* WHAT THE TASK REQUIRES
Here is the listing. Report each line in it that contains the string "title".

* PROVIDED DATA
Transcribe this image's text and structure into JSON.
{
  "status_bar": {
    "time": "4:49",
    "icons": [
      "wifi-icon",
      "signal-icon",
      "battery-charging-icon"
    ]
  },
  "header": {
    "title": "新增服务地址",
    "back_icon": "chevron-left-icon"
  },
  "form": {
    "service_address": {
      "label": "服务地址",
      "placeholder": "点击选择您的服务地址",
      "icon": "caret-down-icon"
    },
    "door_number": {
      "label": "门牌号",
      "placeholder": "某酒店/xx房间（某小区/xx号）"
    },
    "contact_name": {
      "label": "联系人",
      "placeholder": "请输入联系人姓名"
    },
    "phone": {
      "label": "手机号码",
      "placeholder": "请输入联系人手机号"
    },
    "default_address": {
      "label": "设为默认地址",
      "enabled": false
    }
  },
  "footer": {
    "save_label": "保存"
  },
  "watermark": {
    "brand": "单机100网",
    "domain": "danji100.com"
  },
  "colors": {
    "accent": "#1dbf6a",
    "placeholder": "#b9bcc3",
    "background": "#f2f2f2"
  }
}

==

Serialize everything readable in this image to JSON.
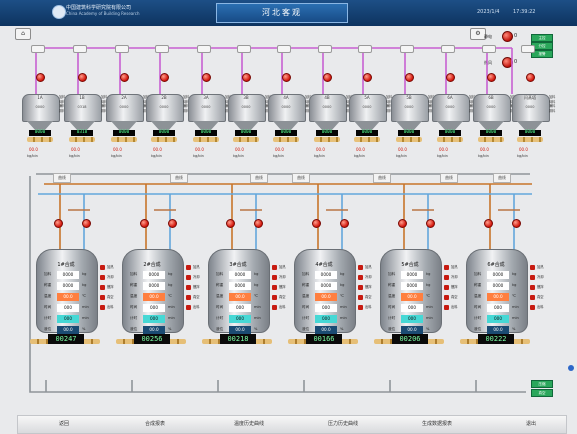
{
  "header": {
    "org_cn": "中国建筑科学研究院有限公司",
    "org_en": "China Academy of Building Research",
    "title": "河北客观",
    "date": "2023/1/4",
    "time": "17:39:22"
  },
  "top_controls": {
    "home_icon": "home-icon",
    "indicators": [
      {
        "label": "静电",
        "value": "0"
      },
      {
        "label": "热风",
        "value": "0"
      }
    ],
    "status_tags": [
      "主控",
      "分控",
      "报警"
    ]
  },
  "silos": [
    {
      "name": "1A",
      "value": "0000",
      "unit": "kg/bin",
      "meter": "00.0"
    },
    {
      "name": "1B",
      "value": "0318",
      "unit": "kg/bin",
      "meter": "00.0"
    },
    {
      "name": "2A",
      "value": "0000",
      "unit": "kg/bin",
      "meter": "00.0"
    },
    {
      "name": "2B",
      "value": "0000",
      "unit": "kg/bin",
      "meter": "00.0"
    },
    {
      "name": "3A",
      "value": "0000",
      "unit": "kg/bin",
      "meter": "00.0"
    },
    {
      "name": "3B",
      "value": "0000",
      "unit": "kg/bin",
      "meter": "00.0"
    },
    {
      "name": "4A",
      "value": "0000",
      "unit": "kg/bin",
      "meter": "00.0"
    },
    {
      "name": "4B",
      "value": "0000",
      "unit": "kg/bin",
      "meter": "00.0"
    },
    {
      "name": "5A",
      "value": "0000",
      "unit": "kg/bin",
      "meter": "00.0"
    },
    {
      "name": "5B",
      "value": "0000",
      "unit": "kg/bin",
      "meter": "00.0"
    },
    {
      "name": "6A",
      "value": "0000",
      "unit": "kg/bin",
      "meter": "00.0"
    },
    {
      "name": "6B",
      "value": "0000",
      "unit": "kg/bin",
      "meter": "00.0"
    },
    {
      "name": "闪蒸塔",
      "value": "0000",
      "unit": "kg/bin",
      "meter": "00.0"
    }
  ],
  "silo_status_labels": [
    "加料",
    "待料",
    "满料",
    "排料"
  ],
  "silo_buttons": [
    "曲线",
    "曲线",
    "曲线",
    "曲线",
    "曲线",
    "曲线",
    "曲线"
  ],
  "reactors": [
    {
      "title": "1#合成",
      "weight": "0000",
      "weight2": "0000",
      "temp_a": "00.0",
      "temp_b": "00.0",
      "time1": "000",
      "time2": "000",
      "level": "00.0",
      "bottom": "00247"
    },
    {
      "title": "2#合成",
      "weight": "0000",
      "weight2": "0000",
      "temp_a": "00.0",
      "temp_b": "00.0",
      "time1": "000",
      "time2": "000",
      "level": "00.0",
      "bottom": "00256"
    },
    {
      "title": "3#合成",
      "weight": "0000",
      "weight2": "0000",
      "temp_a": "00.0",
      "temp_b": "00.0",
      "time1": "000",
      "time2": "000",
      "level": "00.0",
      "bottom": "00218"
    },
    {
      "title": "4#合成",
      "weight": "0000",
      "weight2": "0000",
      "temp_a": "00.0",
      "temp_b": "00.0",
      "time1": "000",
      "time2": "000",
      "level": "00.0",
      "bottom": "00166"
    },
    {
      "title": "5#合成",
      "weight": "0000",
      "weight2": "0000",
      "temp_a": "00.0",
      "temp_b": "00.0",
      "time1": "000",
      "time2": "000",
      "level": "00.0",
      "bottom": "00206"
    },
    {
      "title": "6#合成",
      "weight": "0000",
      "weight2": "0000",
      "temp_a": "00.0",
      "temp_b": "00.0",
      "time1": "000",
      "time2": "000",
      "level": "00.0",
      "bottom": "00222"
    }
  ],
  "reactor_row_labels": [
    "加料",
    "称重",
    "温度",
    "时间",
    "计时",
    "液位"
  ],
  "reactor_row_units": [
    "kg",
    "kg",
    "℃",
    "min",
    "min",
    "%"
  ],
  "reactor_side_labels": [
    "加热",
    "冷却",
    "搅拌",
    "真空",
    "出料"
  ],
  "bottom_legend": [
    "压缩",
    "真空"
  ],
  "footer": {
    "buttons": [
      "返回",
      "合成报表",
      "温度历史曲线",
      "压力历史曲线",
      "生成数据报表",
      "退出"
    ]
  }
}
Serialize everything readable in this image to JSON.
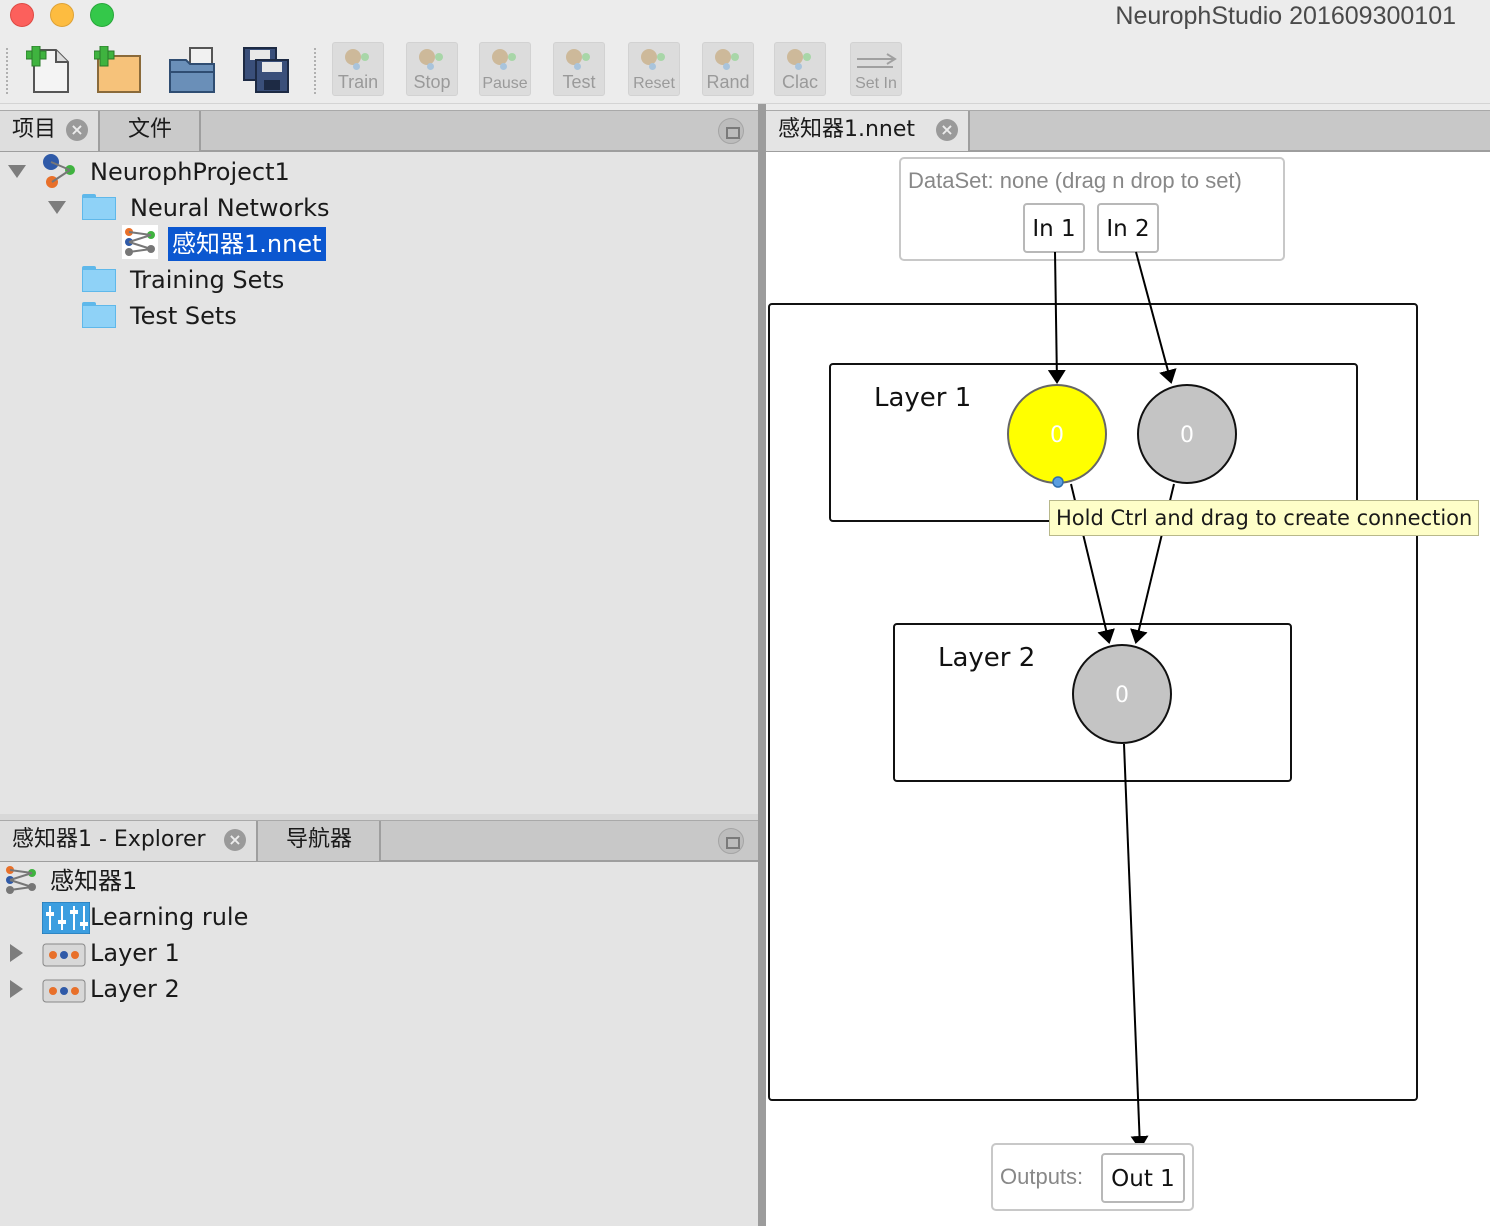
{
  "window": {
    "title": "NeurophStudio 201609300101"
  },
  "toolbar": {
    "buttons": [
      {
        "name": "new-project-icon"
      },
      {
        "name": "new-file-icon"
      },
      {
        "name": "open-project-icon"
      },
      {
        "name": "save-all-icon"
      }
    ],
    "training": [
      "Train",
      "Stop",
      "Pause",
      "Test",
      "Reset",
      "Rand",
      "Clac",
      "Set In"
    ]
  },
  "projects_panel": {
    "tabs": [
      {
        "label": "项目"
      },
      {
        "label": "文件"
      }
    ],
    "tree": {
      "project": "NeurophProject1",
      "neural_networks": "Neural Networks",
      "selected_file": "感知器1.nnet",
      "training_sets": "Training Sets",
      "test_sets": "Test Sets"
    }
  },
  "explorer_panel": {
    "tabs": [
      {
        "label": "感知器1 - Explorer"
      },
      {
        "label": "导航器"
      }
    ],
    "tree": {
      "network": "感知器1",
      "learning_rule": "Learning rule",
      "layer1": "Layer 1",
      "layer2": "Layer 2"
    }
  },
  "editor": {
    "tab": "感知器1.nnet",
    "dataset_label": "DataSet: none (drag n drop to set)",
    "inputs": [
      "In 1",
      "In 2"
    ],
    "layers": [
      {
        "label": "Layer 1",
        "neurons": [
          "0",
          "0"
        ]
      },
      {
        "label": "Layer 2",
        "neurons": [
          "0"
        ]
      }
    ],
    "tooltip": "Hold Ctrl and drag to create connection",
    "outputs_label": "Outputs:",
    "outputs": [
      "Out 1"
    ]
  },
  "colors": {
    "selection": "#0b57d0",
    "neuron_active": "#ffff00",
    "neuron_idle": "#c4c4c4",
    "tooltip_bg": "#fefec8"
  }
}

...

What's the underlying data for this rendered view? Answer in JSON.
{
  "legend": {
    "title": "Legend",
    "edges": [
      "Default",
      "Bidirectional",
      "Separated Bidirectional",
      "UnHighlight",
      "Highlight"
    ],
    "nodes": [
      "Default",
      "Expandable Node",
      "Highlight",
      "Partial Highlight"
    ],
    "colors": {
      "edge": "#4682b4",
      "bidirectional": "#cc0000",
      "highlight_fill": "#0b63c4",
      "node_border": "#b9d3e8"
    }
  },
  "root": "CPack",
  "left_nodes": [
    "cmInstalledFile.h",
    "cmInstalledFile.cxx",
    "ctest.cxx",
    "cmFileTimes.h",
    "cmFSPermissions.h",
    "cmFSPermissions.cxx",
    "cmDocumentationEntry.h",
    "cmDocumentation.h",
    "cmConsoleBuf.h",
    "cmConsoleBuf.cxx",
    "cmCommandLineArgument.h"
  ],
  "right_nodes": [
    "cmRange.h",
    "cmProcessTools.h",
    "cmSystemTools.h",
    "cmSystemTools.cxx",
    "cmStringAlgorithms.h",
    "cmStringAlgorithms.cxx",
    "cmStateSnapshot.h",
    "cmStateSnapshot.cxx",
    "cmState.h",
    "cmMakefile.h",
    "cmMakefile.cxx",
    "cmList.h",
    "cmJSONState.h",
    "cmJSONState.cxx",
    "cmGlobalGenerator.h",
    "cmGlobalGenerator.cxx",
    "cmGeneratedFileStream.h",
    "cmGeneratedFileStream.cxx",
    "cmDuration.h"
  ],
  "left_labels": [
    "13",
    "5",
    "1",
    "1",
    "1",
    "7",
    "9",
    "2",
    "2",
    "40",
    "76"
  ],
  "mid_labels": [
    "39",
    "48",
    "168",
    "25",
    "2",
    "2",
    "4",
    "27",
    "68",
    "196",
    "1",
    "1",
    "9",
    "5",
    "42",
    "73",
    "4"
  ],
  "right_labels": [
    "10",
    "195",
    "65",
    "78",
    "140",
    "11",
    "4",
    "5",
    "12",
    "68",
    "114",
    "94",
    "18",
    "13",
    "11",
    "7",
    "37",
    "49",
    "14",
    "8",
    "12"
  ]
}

* WORKED SOLUTION
    "title": "新增服务地址",
    "title": "河北客观",
      "title": "1#合成",
      "title": "2#合成",
      "title": "3#合成",
      "title": "4#合成",
      "title": "5#合成",
      "title": "6#合成",
    "title": "NeurophStudio 201609300101"
    "title": "Legend",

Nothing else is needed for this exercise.